MoveOn submits complaint and formal legal analysis to U.S. Department of Justice, urging investigation into Romney’s apparent violation of False Statements Act; substantial evidence contradicts Romney’s claim that he was not “active” in Bain Capital in “any” way after 1999.
This morning, MoveOn.org sent an 8 page analysis of Mitt Romney’s financial disclosure to the U.S. Department of Justice, outlining their contention that Romney lied about the extent of his involvement in Bain Capital in his federal financial disclosure filing (form SF-278). If that is the case, Mitt Romney could be prosecuted under the federal False Statements Act (18 U.S.C. §1001), a felony.
According to their website the analysis contends, in brief, that:

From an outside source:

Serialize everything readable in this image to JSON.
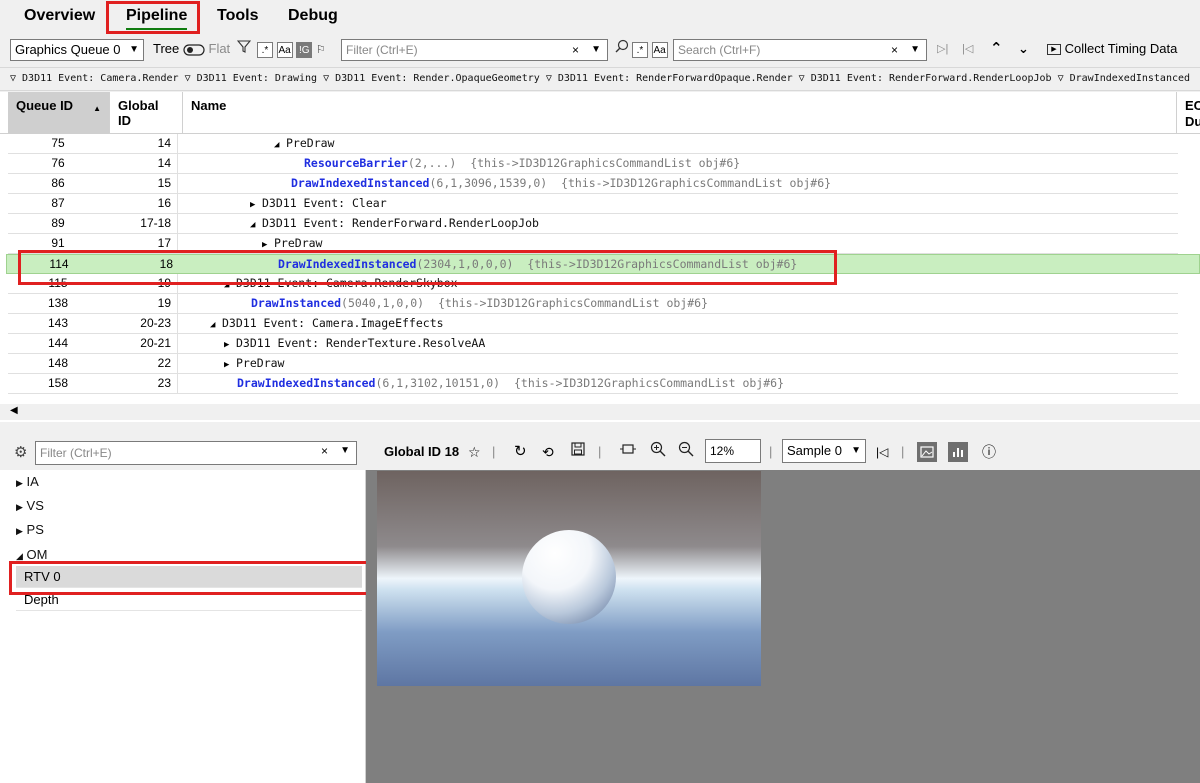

Romney claimed in his disclosure filing that he departed from “any” active role in Bain Capital in 1999, which would be politically convenient because it was before Bain Capital was most heavily involved in outsourcing jobs. However, the legal analysis released today, which includes a review of state law in Delaware, where Bain Capital was incorporated, concludes that existing evidence is “clearly inconsistent with [Romney’s] flat disavowal of ‘any’ involvement in the ‘operations of any Bain Capital entity in any way’” after 1999.
It is undisputed that Romney was the sole director, Chief Executive Officer and President of Bain Capital, Inc. at least through the middle of 2000. MoveOn’s analysis finds that under Delaware law, while he held these titles, Romney was legally required to maintain “reasonable oversight” of Bain, which contradicts Romney’s claim in his 2011 disclosure filing that he did not have “any” involvement in Bain after 1999.
Reports that Romney’s financial disclosures are at odds with Bain’s records have been widespread. Even ultra-conservative Forbes magazine expressed grave doubts about the veracity of Romney’s timeline. However, like his tax returns, Romney’s seeming unwillingness to deal honestly with voters is a huge, well-known issue, that hasn’t yet been fully explored.
CREW strongly supports a Department of Justice investigation into the evidence that Mitt Romney remained involved with Bain Capital after 1999, given that he stated the exact opposite in his financial disclosure forms in apparent violation of the False Statements Act.
Any investigation that the DOJ undertakes will immediately be inundated with accusations of ‘partisan politics.’ But all appearances suggest a rather obvious discrepancy in Bain documentation and Romney’s statements. Furthermore, lazy misrepresentations have been a hallmark of the Romney campaign since its very beginning; it’s almost as if he’s daring someone to do something about it.
And finally, someone has.